Copy out each line of the listing that has the word "value" in it.

********

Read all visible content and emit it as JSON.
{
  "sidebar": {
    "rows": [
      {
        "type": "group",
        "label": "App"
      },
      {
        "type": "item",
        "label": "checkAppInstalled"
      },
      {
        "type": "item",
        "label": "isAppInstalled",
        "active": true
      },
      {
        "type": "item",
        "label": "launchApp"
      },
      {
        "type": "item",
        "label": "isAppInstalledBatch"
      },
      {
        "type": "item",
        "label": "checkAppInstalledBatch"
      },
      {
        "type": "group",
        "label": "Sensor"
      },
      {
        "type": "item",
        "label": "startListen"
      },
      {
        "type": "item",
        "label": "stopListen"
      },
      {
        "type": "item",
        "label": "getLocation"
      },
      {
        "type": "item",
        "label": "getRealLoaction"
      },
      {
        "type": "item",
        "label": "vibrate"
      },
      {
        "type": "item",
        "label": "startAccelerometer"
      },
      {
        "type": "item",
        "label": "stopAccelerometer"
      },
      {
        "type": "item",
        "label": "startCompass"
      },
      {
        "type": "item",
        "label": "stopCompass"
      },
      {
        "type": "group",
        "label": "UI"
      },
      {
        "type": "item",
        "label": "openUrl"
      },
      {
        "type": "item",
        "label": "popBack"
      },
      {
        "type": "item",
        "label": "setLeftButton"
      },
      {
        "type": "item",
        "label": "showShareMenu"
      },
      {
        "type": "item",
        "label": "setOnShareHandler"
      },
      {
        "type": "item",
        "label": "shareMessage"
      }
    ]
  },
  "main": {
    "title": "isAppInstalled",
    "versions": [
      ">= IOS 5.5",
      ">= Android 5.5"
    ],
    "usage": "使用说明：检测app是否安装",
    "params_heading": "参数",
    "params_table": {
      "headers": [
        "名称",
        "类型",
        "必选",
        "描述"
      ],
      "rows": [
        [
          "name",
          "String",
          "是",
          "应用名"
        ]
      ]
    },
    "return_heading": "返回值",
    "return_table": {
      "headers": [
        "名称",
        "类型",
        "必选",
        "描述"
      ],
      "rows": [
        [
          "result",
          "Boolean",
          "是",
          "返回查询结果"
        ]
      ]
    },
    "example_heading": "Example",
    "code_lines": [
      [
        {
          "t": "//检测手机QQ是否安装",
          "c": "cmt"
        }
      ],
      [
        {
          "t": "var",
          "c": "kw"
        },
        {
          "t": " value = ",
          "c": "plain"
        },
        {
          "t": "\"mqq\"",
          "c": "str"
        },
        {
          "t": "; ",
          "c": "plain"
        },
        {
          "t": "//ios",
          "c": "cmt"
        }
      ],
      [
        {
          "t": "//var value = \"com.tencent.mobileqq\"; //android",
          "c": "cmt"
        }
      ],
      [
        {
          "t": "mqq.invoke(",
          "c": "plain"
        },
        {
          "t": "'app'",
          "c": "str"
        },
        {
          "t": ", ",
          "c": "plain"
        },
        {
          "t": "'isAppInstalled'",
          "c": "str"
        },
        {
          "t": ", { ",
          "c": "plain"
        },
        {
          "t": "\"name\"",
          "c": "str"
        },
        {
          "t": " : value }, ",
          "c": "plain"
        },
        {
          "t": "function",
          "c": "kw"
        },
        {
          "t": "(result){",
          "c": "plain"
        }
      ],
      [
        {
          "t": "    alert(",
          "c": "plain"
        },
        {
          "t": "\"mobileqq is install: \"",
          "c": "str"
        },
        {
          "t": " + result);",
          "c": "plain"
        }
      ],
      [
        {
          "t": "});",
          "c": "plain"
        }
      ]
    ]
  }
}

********

● **EXERCISE ANSWER**
          "t": " value = ",
          "t": "//var value = \"com.tencent.mobileqq\"; //android",
          "t": " : value }, ",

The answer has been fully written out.